- **Exercise goal**: Every line of the data that contains the string "value" must be copied.

- **The input**:
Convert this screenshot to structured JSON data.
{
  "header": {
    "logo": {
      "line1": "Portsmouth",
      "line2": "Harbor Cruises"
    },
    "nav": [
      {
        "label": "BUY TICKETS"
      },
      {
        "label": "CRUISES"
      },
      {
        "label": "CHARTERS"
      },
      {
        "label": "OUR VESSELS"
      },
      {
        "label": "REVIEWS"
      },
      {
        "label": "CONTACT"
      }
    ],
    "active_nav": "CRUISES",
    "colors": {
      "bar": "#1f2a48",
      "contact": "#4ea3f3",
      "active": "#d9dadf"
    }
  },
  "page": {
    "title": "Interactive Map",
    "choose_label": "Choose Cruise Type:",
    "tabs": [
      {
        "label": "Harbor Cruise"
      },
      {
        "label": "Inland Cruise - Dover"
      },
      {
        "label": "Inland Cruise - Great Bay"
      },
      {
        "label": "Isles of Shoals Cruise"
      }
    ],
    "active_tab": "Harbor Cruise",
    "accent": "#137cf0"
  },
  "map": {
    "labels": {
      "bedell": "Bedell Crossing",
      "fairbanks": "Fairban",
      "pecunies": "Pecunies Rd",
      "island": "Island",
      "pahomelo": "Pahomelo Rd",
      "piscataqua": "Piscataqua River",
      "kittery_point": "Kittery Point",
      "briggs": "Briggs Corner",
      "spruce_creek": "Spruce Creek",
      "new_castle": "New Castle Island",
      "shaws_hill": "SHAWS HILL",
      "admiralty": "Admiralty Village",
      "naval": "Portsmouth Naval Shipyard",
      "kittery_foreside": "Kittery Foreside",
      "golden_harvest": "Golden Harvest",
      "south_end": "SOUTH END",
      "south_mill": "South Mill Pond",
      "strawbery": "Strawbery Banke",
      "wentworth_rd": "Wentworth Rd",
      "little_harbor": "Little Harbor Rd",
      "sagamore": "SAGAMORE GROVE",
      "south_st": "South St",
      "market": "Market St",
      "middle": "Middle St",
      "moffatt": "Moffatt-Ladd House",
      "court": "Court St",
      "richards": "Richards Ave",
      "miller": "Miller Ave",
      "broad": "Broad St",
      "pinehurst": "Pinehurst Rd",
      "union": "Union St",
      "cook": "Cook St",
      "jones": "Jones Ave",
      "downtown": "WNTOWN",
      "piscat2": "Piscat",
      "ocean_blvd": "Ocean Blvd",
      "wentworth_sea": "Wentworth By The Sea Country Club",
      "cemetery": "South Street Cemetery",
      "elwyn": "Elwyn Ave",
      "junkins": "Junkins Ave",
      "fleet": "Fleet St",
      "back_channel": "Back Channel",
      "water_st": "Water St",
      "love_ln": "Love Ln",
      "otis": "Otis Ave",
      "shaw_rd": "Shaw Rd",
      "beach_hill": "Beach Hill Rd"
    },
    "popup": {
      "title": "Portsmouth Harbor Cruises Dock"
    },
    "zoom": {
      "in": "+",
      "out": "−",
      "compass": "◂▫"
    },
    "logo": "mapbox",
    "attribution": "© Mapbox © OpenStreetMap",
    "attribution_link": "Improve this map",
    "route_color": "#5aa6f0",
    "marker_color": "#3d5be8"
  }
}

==

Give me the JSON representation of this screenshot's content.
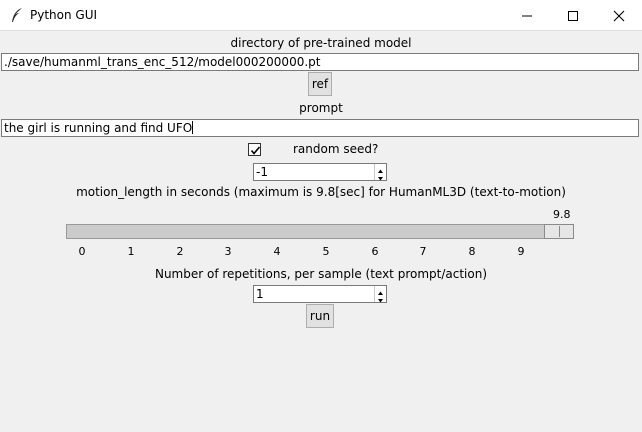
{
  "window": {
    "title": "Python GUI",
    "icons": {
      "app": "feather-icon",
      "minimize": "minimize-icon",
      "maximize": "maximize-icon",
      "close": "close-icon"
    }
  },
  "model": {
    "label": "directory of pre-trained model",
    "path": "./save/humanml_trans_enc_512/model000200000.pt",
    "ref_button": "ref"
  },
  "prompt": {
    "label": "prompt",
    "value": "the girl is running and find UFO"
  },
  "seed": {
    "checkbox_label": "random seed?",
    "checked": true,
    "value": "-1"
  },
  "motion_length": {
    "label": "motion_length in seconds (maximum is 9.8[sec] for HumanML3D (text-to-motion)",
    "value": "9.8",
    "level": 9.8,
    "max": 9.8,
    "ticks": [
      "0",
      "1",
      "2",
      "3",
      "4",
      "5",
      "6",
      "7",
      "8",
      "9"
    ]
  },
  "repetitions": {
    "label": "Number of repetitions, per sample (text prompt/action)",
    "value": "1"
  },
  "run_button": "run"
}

- **Task solution**:
    "value": "the girl is running and find UFO"
    "value": "-1"
    "value": "9.8",
    "value": "1"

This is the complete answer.